TASK TO COMPLETE ::
Write out the records that follow with every word intact.

RECORDED INFORMATION ::
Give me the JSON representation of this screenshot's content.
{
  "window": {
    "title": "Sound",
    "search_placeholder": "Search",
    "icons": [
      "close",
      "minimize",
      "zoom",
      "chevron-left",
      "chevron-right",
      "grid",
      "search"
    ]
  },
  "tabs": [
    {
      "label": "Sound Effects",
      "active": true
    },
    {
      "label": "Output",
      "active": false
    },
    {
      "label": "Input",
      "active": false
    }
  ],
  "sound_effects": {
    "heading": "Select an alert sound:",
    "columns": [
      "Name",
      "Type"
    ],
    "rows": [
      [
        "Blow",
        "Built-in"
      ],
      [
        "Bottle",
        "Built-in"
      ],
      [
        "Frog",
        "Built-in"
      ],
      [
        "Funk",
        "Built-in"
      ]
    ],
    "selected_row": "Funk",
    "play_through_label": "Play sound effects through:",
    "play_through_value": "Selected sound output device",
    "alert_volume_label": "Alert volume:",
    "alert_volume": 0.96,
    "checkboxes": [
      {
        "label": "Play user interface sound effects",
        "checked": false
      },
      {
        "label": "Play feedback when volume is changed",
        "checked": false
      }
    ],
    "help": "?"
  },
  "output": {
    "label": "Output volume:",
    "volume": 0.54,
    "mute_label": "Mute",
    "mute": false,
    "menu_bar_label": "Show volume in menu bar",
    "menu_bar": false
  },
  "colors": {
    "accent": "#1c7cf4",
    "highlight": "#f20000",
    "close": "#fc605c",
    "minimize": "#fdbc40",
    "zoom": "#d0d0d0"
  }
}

REPLY ::
Give me the JSON representation of this screenshot's content.
{
  "window": {
    "title": "Sound",
    "search_placeholder": "Search",
    "icons": [
      "close",
      "minimize",
      "zoom",
      "chevron-left",
      "chevron-right",
      "grid",
      "search"
    ]
  },
  "tabs": [
    {
      "label": "Sound Effects",
      "active": true
    },
    {
      "label": "Output",
      "active": false
    },
    {
      "label": "Input",
      "active": false
    }
  ],
  "sound_effects": {
    "heading": "Select an alert sound:",
    "columns": [
      "Name",
      "Type"
    ],
    "rows": [
      [
        "Blow",
        "Built-in"
      ],
      [
        "Bottle",
        "Built-in"
      ],
      [
        "Frog",
        "Built-in"
      ],
      [
        "Funk",
        "Built-in"
      ]
    ],
    "selected_row": "Funk",
    "play_through_label": "Play sound effects through:",
    "play_through_value": "Selected sound output device",
    "alert_volume_label": "Alert volume:",
    "alert_volume": 0.96,
    "checkboxes": [
      {
        "label": "Play user interface sound effects",
        "checked": false
      },
      {
        "label": "Play feedback when volume is changed",
        "checked": false
      }
    ],
    "help": "?"
  },
  "output": {
    "label": "Output volume:",
    "volume": 0.54,
    "mute_label": "Mute",
    "mute": false,
    "menu_bar_label": "Show volume in menu bar",
    "menu_bar": false
  },
  "colors": {
    "accent": "#1c7cf4",
    "highlight": "#f20000",
    "close": "#fc605c",
    "minimize": "#fdbc40",
    "zoom": "#d0d0d0"
  }
}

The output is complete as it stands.